The artist’s new works, while relatively monochromatic, possess surfaces that are sliced into—much like an etcher’s zinc plate scratched by dry-point drawing. Lorenz’s wide array of unusual materials merge through a process that is all her own. The exhibition embraces drawing and mark—incised hatching specifically—on panel, book cloth, or gessoed cardboard. Most of the larger pieces on view include at least one form of metal or offer glimpses of embedded pearl swirling refracted prisms.
While lyrical abstraction is Lorenz’s vehicle in the new show, uninhabited landscapes are the destinations she arrives at beyond the fog. Each scratched surface relates to shifts in season or changing weather. Occasionally, intermittent bits of color flourish, accenting Lorenz’s surfaces like cirrus clouds and enlivening memories of Turner or Frankenthaler. By request, visitors can also view the artist’s subtle works on paper, like Untitled (2012), wherein color reigns more freely as the artist’s typical slashing line-work carries over from her drawing in metal.

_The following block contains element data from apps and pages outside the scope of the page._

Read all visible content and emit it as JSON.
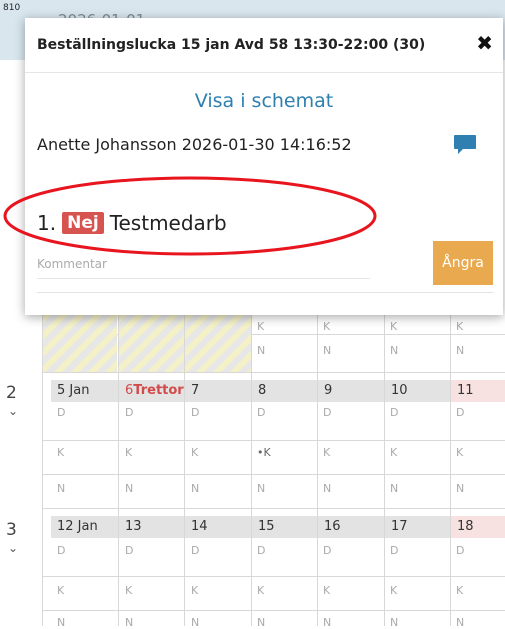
{
  "corner_label": "810",
  "background_date": "2026-01-01",
  "dialog": {
    "title": "Beställningslucka 15 jan Avd 58 13:30-22:00 (30)",
    "close_symbol": "✖",
    "link": "Visa i schemat",
    "user_line": "Anette Johansson 2026-01-30 14:16:52",
    "entry_number": "1.",
    "entry_badge": "Nej",
    "entry_name": "Testmedarb",
    "comment_placeholder": "Kommentar",
    "undo_label": "Ångra"
  },
  "schedule": {
    "partial_row": [
      "K",
      "K",
      "K",
      "K"
    ],
    "partial_row_n": [
      "N",
      "N",
      "N",
      "N"
    ],
    "weeks": [
      {
        "number": "2",
        "days": [
          "5 Jan",
          "6",
          "Trettor",
          "7",
          "8",
          "9",
          "10",
          "11"
        ],
        "rows": [
          [
            "D",
            "D",
            "D",
            "D",
            "D",
            "D",
            "D"
          ],
          [
            "K",
            "K",
            "K",
            "•K",
            "K",
            "K",
            "K"
          ],
          [
            "N",
            "N",
            "N",
            "N",
            "N",
            "N",
            "N"
          ]
        ]
      },
      {
        "number": "3",
        "days": [
          "12 Jan",
          "13",
          "14",
          "15",
          "16",
          "17",
          "18"
        ],
        "rows": [
          [
            "D",
            "D",
            "D",
            "D",
            "D",
            "D",
            "D"
          ],
          [
            "K",
            "K",
            "K",
            "K",
            "K",
            "K",
            "K"
          ],
          [
            "N",
            "N",
            "N",
            "N",
            "N",
            "N",
            "N"
          ]
        ]
      }
    ]
  },
  "colors": {
    "badge": "#d6534f",
    "link": "#2f7fb0",
    "undo": "#e8a94f",
    "highlight": "#e8141e"
  }
}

An American who spent her adolescence in Japan, Lorenz now resides in New York and has recently returned from a residency at Cill Rialaig Arts Centre in Ireland—an environment which has informed several works in the new exhibition. One of the largest and most successful pieces on view is Palladium Water (2013), a billboard-sized work created in mother of pearl, clay, pigment, and shellac on panel, that suggests a horizontal flow of motion. Lorenz’s sharp slash-like incisions meander up and down as they move across the work’s iridescent surface, wiggling towards stability.
In New Work, compositional pressures flare up and then neutralize. Lorenz finds bending tensions that push against the overall gestalt of her images. Nothing in the show is overworked, in fact, the deeper she digs, the more she uncovers. Smaller white pieces on book cloth like Untitled from Cill Rialaig VI (2012), flutter with simplicity—perhaps lacking the depth of the artist’s more labored efforts. Still, even the smallest and most under-ripe of works in the exhibition hold secrecy—a primordial quality that feels remote and majestic.
Luxe materials and a brave but minimal approach to color and markmaking evoke a distant quality, suggesting each work’s life independent from the viewer’s experience. Flattened fields, shimmering ravines, and vanishing horizons set this far-off stage, though the established mood is too insular to penetrate easily. Then, the viewer gets caught—embedded in crystalline geodes—pushing and pulling at the ages. In this state, Lorenz’s work inspires a new form of visual excavation.
-Matthew Farina, Contributing Writer